→ **WHAT YOU NEED TO DO**
Your output must match the records below character for character.
--- PROVIDED DATA ---
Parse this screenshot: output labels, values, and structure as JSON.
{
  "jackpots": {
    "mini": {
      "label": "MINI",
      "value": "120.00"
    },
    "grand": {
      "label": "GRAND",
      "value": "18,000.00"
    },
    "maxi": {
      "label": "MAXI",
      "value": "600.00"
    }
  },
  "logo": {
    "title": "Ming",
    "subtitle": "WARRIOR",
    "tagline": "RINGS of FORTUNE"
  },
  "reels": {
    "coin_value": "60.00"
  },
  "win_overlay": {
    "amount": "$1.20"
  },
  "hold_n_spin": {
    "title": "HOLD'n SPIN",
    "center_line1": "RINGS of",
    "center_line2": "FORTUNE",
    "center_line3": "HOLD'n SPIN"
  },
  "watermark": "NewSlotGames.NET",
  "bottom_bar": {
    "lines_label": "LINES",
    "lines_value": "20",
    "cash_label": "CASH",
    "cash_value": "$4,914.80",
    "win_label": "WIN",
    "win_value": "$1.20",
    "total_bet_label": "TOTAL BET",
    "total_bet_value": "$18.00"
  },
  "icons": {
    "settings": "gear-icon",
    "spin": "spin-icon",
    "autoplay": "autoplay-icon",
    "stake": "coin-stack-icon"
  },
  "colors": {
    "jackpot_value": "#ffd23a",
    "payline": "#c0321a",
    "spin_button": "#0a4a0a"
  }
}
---
→ **OUTPUT BELOW**
Parse this screenshot: output labels, values, and structure as JSON.
{
  "jackpots": {
    "mini": {
      "label": "MINI",
      "value": "120.00"
    },
    "grand": {
      "label": "GRAND",
      "value": "18,000.00"
    },
    "maxi": {
      "label": "MAXI",
      "value": "600.00"
    }
  },
  "logo": {
    "title": "Ming",
    "subtitle": "WARRIOR",
    "tagline": "RINGS of FORTUNE"
  },
  "reels": {
    "coin_value": "60.00"
  },
  "win_overlay": {
    "amount": "$1.20"
  },
  "hold_n_spin": {
    "title": "HOLD'n SPIN",
    "center_line1": "RINGS of",
    "center_line2": "FORTUNE",
    "center_line3": "HOLD'n SPIN"
  },
  "watermark": "NewSlotGames.NET",
  "bottom_bar": {
    "lines_label": "LINES",
    "lines_value": "20",
    "cash_label": "CASH",
    "cash_value": "$4,914.80",
    "win_label": "WIN",
    "win_value": "$1.20",
    "total_bet_label": "TOTAL BET",
    "total_bet_value": "$18.00"
  },
  "icons": {
    "settings": "gear-icon",
    "spin": "spin-icon",
    "autoplay": "autoplay-icon",
    "stake": "coin-stack-icon"
  },
  "colors": {
    "jackpot_value": "#ffd23a",
    "payline": "#c0321a",
    "spin_button": "#0a4a0a"
  }
}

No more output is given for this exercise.